“…Wilde himself would have been proud. But, no, one probably doesn’t want a backhanded remark in a good conversation. It’s nasty, and it destroys the courtesy that good conversation requires. You shouldn’t insult the person with whom you’re exchanging ideas. You just shouldn’t. Did you ever see William F. Buckley in action?’
Angus was unsure. He thought he might have seen him discussing something or other on television, but the memory was vague.
“He was famous for his television conversations,” Domenica continued. “And although there was an exchange of views, he actually seemed to sneer. There was something about his mouth, his teeth, that gave one the impression of sneering at the people with whom he spoke.”
“I can’t stand sneering,” said Angus.
Domenica was of the same view. “He met his match in Noam Chomsky, though. Chomsky was very courteous and just refuted Buckley’s points, one by one. You can disagree in a conversation–You can disagree very strongly–but you must be courteous.”
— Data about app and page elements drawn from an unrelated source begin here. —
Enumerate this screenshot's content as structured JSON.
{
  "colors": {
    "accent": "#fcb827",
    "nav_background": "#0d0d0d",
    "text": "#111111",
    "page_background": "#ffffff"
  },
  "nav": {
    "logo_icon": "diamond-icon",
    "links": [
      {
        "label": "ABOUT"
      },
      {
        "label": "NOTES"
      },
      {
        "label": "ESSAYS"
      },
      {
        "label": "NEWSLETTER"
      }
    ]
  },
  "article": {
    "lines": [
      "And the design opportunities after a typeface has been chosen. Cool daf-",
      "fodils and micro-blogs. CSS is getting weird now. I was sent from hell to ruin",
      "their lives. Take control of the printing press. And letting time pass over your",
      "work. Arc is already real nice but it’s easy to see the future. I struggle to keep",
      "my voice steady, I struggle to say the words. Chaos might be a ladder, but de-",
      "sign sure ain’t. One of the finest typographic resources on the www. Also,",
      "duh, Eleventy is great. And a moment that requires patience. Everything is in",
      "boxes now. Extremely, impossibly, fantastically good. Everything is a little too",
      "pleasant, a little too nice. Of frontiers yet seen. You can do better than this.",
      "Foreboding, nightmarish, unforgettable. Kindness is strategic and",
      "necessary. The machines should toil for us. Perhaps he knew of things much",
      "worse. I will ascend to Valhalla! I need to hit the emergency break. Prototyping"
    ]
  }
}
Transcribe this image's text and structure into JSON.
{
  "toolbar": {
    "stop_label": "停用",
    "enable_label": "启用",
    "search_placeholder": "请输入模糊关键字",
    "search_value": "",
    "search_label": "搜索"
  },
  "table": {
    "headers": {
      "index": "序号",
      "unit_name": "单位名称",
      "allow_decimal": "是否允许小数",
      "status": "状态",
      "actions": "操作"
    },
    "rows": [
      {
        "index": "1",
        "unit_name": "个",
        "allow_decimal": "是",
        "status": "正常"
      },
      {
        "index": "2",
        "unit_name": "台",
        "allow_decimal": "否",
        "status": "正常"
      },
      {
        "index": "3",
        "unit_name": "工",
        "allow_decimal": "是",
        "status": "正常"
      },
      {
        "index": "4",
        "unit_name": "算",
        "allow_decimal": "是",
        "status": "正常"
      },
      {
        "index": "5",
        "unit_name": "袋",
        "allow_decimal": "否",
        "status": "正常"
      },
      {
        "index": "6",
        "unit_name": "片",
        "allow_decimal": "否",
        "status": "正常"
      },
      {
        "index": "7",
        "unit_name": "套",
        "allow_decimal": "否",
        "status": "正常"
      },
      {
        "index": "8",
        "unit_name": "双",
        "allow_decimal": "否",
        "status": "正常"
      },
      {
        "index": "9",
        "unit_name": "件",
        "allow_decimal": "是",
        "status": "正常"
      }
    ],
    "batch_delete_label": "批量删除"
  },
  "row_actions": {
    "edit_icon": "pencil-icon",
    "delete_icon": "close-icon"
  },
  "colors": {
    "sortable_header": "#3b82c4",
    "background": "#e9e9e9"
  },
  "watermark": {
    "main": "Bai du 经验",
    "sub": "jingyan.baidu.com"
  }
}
Angus thought about this. She was right. That was why our national conversation [this novel is set in Scotland] was so bad. Courtesy had been abandoned in favour of the put-down, the attack, the calculated sound bite. What sort of national conversation was that? The answer came to him immediately: none…”